- [Work task] Tell how many lines in the listing below contain the word "name", giving the number alone.

- [Listed entries]
***

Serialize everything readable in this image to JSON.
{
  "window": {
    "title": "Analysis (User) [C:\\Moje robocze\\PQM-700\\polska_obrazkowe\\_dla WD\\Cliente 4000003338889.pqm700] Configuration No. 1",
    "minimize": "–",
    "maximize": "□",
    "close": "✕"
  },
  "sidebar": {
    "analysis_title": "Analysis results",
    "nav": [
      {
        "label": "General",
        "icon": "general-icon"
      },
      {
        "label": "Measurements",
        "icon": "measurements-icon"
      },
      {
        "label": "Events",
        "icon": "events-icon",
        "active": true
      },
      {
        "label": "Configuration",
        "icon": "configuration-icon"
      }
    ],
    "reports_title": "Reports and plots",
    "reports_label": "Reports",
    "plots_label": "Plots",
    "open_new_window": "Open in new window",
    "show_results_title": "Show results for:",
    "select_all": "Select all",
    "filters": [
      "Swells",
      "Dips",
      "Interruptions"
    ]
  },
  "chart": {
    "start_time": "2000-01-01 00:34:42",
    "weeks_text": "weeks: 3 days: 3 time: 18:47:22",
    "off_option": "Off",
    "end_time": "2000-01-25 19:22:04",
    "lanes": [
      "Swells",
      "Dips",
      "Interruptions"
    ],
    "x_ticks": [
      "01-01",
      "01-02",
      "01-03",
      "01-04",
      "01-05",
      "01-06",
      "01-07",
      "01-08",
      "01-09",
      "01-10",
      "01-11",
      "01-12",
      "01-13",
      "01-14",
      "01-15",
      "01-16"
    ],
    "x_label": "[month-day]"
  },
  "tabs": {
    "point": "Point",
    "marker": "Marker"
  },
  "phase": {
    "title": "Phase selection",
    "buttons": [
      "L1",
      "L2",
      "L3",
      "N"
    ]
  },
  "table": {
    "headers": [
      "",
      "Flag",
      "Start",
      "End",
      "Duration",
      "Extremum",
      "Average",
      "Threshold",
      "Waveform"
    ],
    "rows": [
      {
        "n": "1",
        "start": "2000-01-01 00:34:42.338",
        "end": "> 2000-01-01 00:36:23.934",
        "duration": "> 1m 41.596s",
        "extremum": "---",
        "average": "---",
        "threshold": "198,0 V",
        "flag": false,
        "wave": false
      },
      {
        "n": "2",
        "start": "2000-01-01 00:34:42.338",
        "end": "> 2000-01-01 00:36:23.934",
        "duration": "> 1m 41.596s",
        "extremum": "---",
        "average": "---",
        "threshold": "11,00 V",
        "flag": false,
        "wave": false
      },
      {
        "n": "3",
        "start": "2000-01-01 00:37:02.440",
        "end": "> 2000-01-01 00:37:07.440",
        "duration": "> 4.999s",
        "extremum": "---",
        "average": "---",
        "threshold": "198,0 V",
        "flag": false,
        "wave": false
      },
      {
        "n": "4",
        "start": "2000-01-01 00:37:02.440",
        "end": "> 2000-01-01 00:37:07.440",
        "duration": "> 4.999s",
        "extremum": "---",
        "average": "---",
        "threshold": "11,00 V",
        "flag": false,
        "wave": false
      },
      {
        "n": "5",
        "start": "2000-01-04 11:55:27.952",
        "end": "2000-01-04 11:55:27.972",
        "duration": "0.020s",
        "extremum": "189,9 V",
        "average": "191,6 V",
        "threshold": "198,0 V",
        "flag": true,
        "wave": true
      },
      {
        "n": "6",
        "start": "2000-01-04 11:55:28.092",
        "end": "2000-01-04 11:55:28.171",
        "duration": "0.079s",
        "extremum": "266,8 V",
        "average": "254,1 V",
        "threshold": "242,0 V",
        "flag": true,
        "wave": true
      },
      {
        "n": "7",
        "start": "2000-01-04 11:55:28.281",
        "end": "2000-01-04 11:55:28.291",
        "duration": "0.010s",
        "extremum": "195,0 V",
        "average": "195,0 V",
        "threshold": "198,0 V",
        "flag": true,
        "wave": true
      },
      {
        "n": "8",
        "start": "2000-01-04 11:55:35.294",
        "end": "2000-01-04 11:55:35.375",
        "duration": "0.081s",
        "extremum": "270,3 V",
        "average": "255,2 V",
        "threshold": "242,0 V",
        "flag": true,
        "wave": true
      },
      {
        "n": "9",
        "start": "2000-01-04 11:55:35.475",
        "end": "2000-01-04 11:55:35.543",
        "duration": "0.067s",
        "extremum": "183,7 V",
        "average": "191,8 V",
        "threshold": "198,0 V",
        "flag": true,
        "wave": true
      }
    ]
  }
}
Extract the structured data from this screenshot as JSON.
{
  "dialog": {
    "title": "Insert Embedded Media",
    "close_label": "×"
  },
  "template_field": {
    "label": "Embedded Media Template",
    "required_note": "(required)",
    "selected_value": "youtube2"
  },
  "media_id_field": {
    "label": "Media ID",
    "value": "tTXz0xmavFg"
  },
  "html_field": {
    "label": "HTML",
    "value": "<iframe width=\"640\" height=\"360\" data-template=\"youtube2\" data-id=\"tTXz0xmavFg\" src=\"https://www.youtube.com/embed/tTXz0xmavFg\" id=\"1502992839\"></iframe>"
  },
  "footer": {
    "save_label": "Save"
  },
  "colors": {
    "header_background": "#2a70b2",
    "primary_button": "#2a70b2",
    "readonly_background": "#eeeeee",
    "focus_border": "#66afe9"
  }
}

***

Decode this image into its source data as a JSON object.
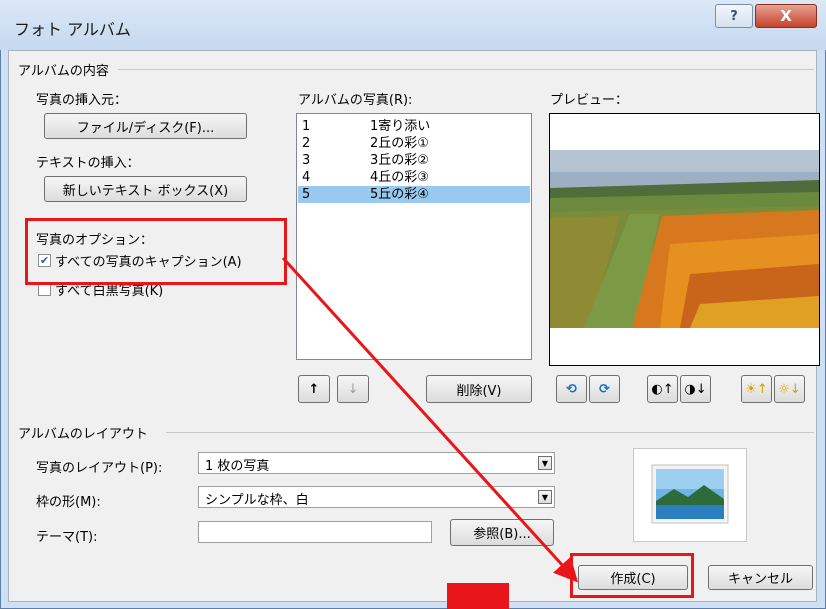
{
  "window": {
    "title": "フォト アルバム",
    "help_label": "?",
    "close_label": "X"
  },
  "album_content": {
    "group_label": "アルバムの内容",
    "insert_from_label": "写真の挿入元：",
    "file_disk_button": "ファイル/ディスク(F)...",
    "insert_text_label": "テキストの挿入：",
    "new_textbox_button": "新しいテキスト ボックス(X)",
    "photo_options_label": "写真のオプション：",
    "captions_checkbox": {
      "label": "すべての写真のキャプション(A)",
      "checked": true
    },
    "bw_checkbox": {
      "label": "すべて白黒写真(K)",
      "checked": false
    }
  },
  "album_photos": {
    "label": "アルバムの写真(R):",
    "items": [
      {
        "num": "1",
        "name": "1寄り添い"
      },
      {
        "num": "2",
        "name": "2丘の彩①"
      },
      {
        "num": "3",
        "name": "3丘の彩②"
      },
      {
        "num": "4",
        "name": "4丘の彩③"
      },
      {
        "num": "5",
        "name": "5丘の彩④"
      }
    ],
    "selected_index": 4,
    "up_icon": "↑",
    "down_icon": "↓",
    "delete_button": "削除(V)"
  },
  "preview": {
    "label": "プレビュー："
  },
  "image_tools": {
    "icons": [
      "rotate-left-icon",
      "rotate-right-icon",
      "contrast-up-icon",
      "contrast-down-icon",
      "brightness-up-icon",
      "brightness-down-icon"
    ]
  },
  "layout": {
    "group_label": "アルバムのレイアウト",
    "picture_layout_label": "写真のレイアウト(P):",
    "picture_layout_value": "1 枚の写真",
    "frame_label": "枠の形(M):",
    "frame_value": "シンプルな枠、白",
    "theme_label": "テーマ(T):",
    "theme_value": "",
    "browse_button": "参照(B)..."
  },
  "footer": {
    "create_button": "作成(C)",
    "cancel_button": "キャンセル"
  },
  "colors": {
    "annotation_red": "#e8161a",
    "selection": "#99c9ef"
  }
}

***

- [Solution to this exercise] 5